WHAT YOU ARE ASKED TO DO:
All entries must be set down once more, precisely as given.

===== RECORD SET =====

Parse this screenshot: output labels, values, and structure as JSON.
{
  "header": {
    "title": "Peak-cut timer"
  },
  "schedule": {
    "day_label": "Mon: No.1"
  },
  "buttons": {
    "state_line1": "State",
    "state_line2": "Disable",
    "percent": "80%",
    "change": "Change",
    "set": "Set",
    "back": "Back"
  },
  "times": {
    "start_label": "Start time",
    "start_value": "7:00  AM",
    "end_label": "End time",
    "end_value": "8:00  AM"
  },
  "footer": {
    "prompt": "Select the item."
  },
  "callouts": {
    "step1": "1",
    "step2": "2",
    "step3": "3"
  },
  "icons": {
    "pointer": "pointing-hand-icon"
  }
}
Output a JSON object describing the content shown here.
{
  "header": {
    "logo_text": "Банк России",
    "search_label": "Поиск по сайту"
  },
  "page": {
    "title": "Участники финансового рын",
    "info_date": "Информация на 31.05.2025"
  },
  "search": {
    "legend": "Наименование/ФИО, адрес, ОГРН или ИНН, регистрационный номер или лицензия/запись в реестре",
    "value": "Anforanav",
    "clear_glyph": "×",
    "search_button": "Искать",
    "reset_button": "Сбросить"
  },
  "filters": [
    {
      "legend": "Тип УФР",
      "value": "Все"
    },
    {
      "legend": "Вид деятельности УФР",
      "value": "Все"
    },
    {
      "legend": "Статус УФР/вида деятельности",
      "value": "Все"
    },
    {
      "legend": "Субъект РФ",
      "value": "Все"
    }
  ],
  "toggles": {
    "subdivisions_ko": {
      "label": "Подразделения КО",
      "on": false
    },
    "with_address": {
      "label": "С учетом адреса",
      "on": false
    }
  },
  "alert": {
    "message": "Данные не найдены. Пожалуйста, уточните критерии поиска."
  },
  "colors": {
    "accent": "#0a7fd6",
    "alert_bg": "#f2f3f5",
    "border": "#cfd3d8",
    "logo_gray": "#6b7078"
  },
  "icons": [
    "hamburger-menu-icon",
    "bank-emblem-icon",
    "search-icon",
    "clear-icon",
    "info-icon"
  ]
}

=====

RESULT OF THE EXERCISE:
Parse this screenshot: output labels, values, and structure as JSON.
{
  "header": {
    "title": "Peak-cut timer"
  },
  "schedule": {
    "day_label": "Mon: No.1"
  },
  "buttons": {
    "state_line1": "State",
    "state_line2": "Disable",
    "percent": "80%",
    "change": "Change",
    "set": "Set",
    "back": "Back"
  },
  "times": {
    "start_label": "Start time",
    "start_value": "7:00  AM",
    "end_label": "End time",
    "end_value": "8:00  AM"
  },
  "footer": {
    "prompt": "Select the item."
  },
  "callouts": {
    "step1": "1",
    "step2": "2",
    "step3": "3"
  },
  "icons": {
    "pointer": "pointing-hand-icon"
  }
}
Output a JSON object describing the content shown here.
{
  "header": {
    "logo_text": "Банк России",
    "search_label": "Поиск по сайту"
  },
  "page": {
    "title": "Участники финансового рын",
    "info_date": "Информация на 31.05.2025"
  },
  "search": {
    "legend": "Наименование/ФИО, адрес, ОГРН или ИНН, регистрационный номер или лицензия/запись в реестре",
    "value": "Anforanav",
    "clear_glyph": "×",
    "search_button": "Искать",
    "reset_button": "Сбросить"
  },
  "filters": [
    {
      "legend": "Тип УФР",
      "value": "Все"
    },
    {
      "legend": "Вид деятельности УФР",
      "value": "Все"
    },
    {
      "legend": "Статус УФР/вида деятельности",
      "value": "Все"
    },
    {
      "legend": "Субъект РФ",
      "value": "Все"
    }
  ],
  "toggles": {
    "subdivisions_ko": {
      "label": "Подразделения КО",
      "on": false
    },
    "with_address": {
      "label": "С учетом адреса",
      "on": false
    }
  },
  "alert": {
    "message": "Данные не найдены. Пожалуйста, уточните критерии поиска."
  },
  "colors": {
    "accent": "#0a7fd6",
    "alert_bg": "#f2f3f5",
    "border": "#cfd3d8",
    "logo_gray": "#6b7078"
  },
  "icons": [
    "hamburger-menu-icon",
    "bank-emblem-icon",
    "search-icon",
    "clear-icon",
    "info-icon"
  ]
}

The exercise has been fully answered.